BEGIN Data for analysis

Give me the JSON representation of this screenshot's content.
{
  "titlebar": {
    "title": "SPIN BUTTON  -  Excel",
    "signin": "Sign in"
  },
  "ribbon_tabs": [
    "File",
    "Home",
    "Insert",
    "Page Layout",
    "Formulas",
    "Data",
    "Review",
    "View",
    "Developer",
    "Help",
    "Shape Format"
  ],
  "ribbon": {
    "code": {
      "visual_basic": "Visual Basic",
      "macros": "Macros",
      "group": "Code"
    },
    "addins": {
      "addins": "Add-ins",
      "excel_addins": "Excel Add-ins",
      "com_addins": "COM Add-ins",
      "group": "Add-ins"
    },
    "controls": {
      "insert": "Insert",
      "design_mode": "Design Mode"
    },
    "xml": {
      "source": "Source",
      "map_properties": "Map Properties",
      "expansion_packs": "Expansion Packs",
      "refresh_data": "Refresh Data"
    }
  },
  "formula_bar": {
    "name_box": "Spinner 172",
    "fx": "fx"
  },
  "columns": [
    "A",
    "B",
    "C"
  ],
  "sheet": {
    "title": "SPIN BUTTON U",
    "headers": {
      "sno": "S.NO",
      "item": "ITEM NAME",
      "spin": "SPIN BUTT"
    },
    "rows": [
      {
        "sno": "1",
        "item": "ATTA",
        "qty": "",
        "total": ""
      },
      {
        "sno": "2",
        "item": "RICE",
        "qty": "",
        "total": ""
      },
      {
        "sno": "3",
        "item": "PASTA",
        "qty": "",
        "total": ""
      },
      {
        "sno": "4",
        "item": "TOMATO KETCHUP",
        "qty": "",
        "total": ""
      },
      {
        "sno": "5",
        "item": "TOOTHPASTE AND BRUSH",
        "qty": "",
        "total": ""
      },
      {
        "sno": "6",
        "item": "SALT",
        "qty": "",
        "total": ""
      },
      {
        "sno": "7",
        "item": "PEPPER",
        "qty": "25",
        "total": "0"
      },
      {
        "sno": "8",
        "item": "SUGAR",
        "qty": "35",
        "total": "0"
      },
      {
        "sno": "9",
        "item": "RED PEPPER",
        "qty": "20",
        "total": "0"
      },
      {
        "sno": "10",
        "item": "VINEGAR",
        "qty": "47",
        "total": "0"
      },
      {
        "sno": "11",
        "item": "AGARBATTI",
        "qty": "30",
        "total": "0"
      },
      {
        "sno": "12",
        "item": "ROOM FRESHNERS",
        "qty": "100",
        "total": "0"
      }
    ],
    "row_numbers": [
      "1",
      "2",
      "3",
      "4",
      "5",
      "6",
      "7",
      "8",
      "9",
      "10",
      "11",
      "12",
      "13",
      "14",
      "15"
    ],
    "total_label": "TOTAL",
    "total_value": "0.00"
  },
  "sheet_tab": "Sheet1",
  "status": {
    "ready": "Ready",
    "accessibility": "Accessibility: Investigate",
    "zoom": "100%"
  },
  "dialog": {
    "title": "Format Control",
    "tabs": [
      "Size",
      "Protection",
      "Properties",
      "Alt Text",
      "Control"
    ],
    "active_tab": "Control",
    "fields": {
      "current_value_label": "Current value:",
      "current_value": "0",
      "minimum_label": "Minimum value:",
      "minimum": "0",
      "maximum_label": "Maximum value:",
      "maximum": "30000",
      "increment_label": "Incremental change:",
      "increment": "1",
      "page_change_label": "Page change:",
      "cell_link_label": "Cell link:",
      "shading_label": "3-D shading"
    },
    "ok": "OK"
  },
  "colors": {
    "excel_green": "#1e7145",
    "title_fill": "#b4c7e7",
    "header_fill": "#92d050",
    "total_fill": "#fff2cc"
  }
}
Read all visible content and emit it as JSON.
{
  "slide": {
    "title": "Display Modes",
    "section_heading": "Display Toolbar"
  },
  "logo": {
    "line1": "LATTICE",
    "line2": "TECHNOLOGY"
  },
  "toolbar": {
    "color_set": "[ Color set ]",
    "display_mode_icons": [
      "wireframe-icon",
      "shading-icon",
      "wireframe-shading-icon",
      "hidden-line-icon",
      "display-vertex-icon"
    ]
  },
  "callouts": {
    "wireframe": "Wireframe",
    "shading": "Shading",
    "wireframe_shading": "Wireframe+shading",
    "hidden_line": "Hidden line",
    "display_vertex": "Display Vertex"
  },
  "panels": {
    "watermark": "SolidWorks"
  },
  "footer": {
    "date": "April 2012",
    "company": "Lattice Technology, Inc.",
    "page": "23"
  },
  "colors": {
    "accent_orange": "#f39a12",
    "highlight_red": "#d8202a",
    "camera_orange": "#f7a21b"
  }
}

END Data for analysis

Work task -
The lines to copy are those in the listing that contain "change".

Solution to this problem -
      "increment_label": "Incremental change:",
      "page_change_label": "Page change:",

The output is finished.